A criticism in the fifteenth number of the Review on the morality of Moore’s poems led in 1806 to a duel between the two authors at Chalk Farm. The proceedings were stopped by the police, and Jeffrey’s pistol was found to contain no bullet. The affair led to a warm friendship, however, and Moore contributed to the Review, while Jeffrey made ample amends in a later article on Lalla Rookh (1817).
Jeffrey’s wife had died in 1805, and in 1810 he became acquainted with Charlotte, daughter of Charles Wilkes of New York, and great-niece of John Wilkes. When she returned to America, Jeffrey followed her, and they were married in 1813. Before returning to England they visited several of the chief American cities, and his experience strengthened Jeffrey in the conciliatory policy he had before advocated towards the States. Notwithstanding the increasing success of the Review, Jeffrey always continued to look to the bar as the chief field of his ambition. As a matter of fact, his literary reputation helped his professional advancement. His practice extended rapidly in the civil and criminal courts, and he regularly appeared before the general assembly of the Church of Scotland, where his work, though not financially profitable, increased his reputation. As an advocate his sharpness and rapidity of insight gave him a formidable advantage in the detection of the weaknesses of a witness and the vulnerable points of his opponent’s case, while he grouped his own arguments with an admirable eye to effect, especially excelling in eloquent closing appeals to a jury. Jeffrey was twice, in 1820 and 1822, elected lord rector of the university of Glasgow. In 1829 he was chosen dean of the faculty of advocates. On the return of the Whigs to power in 1830 he became lord advocate, and entered parliament as member for the Perth burghs. He was unseated, and afterwards returned for Malton, a borough in the interest of Lord Fitzwilliam.
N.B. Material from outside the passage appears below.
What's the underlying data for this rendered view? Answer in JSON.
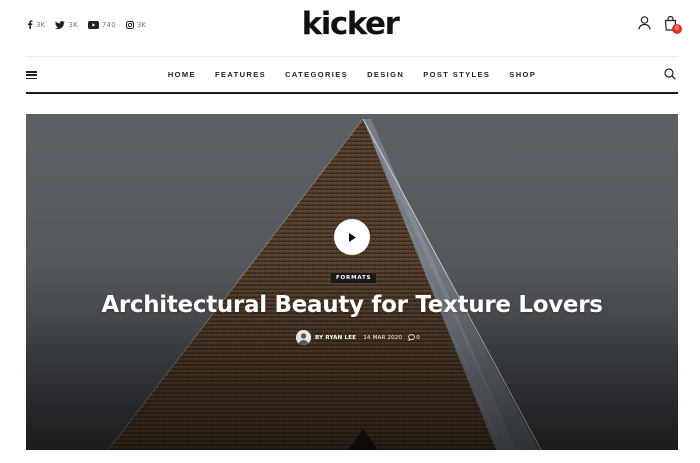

After the passing of the Scottish Reform Bill, which he introduced in parliament, he was returned for Edinburgh in December 1832. His parliamentary career, which, though not brilliantly successful, had won him high general esteem, was terminated by his elevation to the judicial bench as Lord Jeffrey in May 1834. In 1842 he was moved to the first division of the Court of Session. On the disruption of the Scottish Church he took the side of the seceders, giving a judicial opinion in their favour, afterwards reversed by the house of lords. He died at Edinburgh on the 26th of January 1850.
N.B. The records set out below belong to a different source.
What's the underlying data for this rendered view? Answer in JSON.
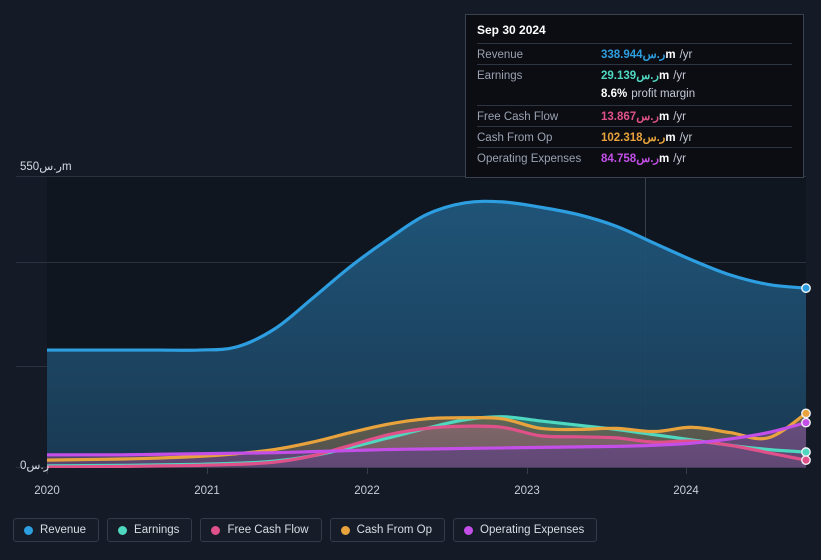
{
  "currency_symbol": "ر.س",
  "chart_data": {
    "type": "area",
    "title": "",
    "xlabel": "",
    "ylabel": "",
    "grid": true,
    "legend_position": "bottom",
    "ylim": [
      0,
      550
    ],
    "xlim": [
      "2019-09",
      "2024-09"
    ],
    "y_ticks": [
      {
        "value": 550,
        "label": "550ر.سm"
      },
      {
        "value": 0,
        "label": "0ر.س"
      }
    ],
    "x_ticks": [
      "2020",
      "2021",
      "2022",
      "2023",
      "2024"
    ],
    "x": [
      "2019-09",
      "2019-12",
      "2020-03",
      "2020-06",
      "2020-09",
      "2020-12",
      "2021-03",
      "2021-06",
      "2021-09",
      "2021-12",
      "2022-03",
      "2022-06",
      "2022-09",
      "2022-12",
      "2023-03",
      "2023-06",
      "2023-09",
      "2023-12",
      "2024-03",
      "2024-06",
      "2024-09"
    ],
    "series": [
      {
        "name": "Revenue",
        "color": "#2d9ee0",
        "fill": "#1d4561",
        "values": [
          222,
          222,
          222,
          222,
          222,
          228,
          262,
          320,
          380,
          432,
          478,
          500,
          502,
          492,
          478,
          456,
          424,
          392,
          364,
          346,
          338.944
        ]
      },
      {
        "name": "Earnings",
        "color": "#4fd8c0",
        "fill": "#2a6a68",
        "values": [
          3,
          3.5,
          4,
          5,
          6,
          8,
          12,
          22,
          38,
          56,
          74,
          90,
          96,
          88,
          80,
          72,
          62,
          52,
          42,
          34,
          29.139
        ]
      },
      {
        "name": "Free Cash Flow",
        "color": "#e0518a",
        "fill": "#7a5560",
        "values": [
          1,
          1.5,
          2,
          3,
          4,
          6,
          10,
          22,
          42,
          62,
          74,
          78,
          76,
          60,
          58,
          56,
          48,
          50,
          42,
          28,
          13.867
        ]
      },
      {
        "name": "Cash From Op",
        "color": "#e8a33d",
        "fill": "#6b5c44",
        "values": [
          14,
          15,
          16,
          18,
          21,
          26,
          34,
          48,
          66,
          82,
          92,
          94,
          92,
          74,
          72,
          74,
          68,
          76,
          66,
          56,
          102.318
        ]
      },
      {
        "name": "Operating Expenses",
        "color": "#c44fe8",
        "fill": "#5b3f77",
        "values": [
          24,
          24,
          24,
          25,
          26,
          27,
          28,
          30,
          32,
          34,
          35,
          36,
          37,
          38,
          39,
          40,
          42,
          46,
          54,
          66,
          84.758
        ]
      }
    ]
  },
  "tooltip": {
    "date": "Sep 30 2024",
    "unit_suffix": "m",
    "per_year": "/yr",
    "rows": [
      {
        "label": "Revenue",
        "value": "338.944",
        "currency": "ر.س",
        "unit": "m",
        "suffix": "/yr",
        "color": "#2d9ee0"
      },
      {
        "label": "Earnings",
        "value": "29.139",
        "currency": "ر.س",
        "unit": "m",
        "suffix": "/yr",
        "color": "#4fd8c0"
      },
      {
        "label": "",
        "value": "8.6%",
        "currency": "",
        "unit": "",
        "suffix": "profit margin",
        "color": "#ffffff"
      },
      {
        "label": "Free Cash Flow",
        "value": "13.867",
        "currency": "ر.س",
        "unit": "m",
        "suffix": "/yr",
        "color": "#e0518a"
      },
      {
        "label": "Cash From Op",
        "value": "102.318",
        "currency": "ر.س",
        "unit": "m",
        "suffix": "/yr",
        "color": "#e8a33d"
      },
      {
        "label": "Operating Expenses",
        "value": "84.758",
        "currency": "ر.س",
        "unit": "m",
        "suffix": "/yr",
        "color": "#c44fe8"
      }
    ]
  },
  "legend": {
    "items": [
      {
        "label": "Revenue",
        "color": "#2d9ee0"
      },
      {
        "label": "Earnings",
        "color": "#4fd8c0"
      },
      {
        "label": "Free Cash Flow",
        "color": "#e0518a"
      },
      {
        "label": "Cash From Op",
        "color": "#e8a33d"
      },
      {
        "label": "Operating Expenses",
        "color": "#c44fe8"
      }
    ]
  },
  "colors": {
    "background": "#141a26",
    "plot_background": "#101620",
    "grid": "#2a3240",
    "divider": "#39414f",
    "text": "#d6dae2",
    "muted_text": "#9aa2b1"
  }
}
Some of his contributions to the Edinburgh Review appeared in four volumes in 1844 and 1845. This selection includes the essay on “Beauty” contributed to the Ency. Brit. The Life of Lord Jeffrey, with a Selection from his Correspondence, by Lord Cockburn, appeared in 1852 in 2 vols. See also the Selected Correspondence of Macvey Napier (1877); the sketch of Jeffrey in Carlyle’s Reminiscences, vol. ii. (1881); and an essay by Lewis E. Gates in Three Studies in Literature (New York, 1899).